(Task prompt): What is needed is every line of the data that includes the word "icon". Please copy each one.

(Data provided):
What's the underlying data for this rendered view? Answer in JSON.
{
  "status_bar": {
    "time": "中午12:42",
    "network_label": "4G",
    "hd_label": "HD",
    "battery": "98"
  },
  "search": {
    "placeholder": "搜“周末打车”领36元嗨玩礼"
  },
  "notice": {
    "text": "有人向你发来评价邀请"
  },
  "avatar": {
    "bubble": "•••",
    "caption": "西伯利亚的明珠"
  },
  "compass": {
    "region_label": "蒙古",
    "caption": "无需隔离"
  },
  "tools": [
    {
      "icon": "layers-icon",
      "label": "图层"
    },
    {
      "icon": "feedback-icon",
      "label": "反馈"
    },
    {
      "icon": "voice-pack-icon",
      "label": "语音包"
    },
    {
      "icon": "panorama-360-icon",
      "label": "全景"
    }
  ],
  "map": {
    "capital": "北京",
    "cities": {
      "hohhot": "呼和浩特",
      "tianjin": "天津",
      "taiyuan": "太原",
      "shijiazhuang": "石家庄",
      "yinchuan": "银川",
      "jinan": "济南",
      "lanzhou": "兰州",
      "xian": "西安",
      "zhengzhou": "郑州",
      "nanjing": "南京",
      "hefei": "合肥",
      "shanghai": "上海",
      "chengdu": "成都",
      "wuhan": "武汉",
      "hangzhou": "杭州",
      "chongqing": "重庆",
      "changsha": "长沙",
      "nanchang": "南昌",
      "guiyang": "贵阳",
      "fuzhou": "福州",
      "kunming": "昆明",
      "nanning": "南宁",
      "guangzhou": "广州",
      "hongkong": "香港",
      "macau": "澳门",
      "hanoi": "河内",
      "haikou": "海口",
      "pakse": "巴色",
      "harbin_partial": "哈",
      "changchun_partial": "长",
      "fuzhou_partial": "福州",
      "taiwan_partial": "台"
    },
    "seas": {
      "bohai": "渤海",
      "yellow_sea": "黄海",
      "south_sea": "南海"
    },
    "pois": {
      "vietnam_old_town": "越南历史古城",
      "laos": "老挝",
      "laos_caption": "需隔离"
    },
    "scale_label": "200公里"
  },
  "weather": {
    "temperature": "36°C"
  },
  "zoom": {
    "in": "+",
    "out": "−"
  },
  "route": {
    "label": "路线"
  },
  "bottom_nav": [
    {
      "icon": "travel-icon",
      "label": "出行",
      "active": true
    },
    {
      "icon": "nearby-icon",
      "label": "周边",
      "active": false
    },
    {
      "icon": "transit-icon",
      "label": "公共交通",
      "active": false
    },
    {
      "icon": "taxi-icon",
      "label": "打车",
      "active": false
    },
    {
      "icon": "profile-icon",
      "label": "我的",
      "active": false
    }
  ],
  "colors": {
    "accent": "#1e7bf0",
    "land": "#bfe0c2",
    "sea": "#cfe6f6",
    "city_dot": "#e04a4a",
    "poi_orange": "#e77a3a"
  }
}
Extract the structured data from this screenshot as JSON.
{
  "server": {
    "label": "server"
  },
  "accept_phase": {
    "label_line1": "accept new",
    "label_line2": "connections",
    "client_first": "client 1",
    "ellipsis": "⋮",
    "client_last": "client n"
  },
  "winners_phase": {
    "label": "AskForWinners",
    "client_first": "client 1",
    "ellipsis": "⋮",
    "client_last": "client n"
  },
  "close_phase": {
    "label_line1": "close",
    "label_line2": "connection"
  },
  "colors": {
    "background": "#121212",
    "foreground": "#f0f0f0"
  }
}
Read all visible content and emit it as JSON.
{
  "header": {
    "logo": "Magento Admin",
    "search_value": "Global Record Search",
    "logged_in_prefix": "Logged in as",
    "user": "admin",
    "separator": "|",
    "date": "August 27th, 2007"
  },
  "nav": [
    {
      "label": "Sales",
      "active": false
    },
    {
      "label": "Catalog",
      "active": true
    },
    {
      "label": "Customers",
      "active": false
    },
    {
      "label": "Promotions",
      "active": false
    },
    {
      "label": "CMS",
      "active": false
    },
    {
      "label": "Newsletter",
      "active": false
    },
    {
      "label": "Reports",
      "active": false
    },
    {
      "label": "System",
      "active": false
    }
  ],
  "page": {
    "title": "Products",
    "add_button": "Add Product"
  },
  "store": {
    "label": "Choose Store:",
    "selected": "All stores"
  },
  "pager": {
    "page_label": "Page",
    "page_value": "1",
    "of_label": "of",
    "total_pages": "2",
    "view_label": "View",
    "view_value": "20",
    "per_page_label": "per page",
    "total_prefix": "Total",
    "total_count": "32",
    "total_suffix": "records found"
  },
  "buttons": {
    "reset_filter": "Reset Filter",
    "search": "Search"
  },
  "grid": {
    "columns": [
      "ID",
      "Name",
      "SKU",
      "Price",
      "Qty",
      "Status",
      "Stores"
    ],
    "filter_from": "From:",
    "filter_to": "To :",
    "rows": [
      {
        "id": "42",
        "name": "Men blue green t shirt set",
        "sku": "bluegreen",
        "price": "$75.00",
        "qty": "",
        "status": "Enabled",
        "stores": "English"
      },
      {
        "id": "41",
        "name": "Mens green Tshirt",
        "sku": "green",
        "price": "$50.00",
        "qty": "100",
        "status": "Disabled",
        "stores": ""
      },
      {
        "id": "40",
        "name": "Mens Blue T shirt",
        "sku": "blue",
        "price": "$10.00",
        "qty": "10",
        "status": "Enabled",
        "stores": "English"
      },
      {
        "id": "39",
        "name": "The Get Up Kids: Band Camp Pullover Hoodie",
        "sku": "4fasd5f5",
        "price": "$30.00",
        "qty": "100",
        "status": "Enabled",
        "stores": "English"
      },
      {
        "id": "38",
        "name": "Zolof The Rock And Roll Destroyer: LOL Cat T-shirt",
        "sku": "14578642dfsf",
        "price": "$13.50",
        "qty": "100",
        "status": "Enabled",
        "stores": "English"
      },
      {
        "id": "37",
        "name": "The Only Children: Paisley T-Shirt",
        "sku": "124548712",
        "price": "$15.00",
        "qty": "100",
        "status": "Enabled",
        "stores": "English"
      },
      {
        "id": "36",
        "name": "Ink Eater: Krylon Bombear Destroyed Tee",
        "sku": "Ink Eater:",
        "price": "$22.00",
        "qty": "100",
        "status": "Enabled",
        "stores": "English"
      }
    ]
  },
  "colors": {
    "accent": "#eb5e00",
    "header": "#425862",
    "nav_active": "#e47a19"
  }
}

(Result):
      "icon": "layers-icon",
      "icon": "feedback-icon",
      "icon": "voice-pack-icon",
      "icon": "panorama-360-icon",
      "icon": "travel-icon",
      "icon": "nearby-icon",
      "icon": "transit-icon",
      "icon": "taxi-icon",
      "icon": "profile-icon",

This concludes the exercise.